  • Odor Changes: Freshness is often accompanied by smoky, savory aromas. If your leftover BBQ emits a sour or unpleasant smell, it’s a clear signal that bacteria have taken hold.
  • Texture Alterations: Barbecued meats should retain a certain degree of moisture and firmness. A slimy or tacky texture can indicate spoilage.
  • Color Shift: While some color changes may occur naturally as meat cools and oxidizes, be wary of dramatic shifts or hues that seem unnatural, such as grays or greens.
  • Mold Growth: Any visible mold, no matter how small, means that the food is no longer safe to consume and must be discarded immediately.
  • Taste: If there’s an off-taste that doesn’t align with the rich, hearty flavors typically associated with BBQ, trust your palate and dispose of the meat.

Always inspect barbecue leftovers with these points in mind before deciding to indulge again. Your health takes precedence.

How to Reheat Barbecue

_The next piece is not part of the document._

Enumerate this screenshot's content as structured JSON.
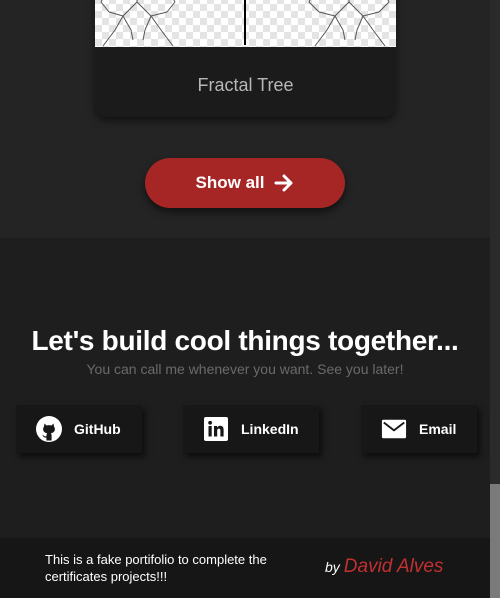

Reheating barbecue is a delicate process; maintaining moisture and flavor is paramount. The best method depends on the type of barbecued meat. For brisket and pulled pork, a low-temperature oven (around 250°F) is ideal. Wrap the meat in foil with a splash of apple juice or beef broth and heat until the internal temperature reaches 165°F. This method allows the meat to reheat slowly, preserving its juiciness.

For ribs, brush them with a thin layer of sauce to add moisture, wrap in foil, and reheat in the oven at the same temperature until warmed through. Chicken, due to its leaner nature, requires extra care to avoid drying out—consider covering it with foil and adding a bit of chicken stock or butter.

If time is of the essence, using a microwave is feasible; however, it should be on a low power setting and in short intervals to prevent the meat from becoming tough. Cover the meat with a damp paper towel to keep moisture in.

Grilling is an alternative to impart a fresh smoky flavor. Lay the meat on a cooler section of the grill, using indirect heat, and cover it with foil. Keep a close eye on the temperature and the barbecue’s texture to ensure it doesn’t dry out or burn.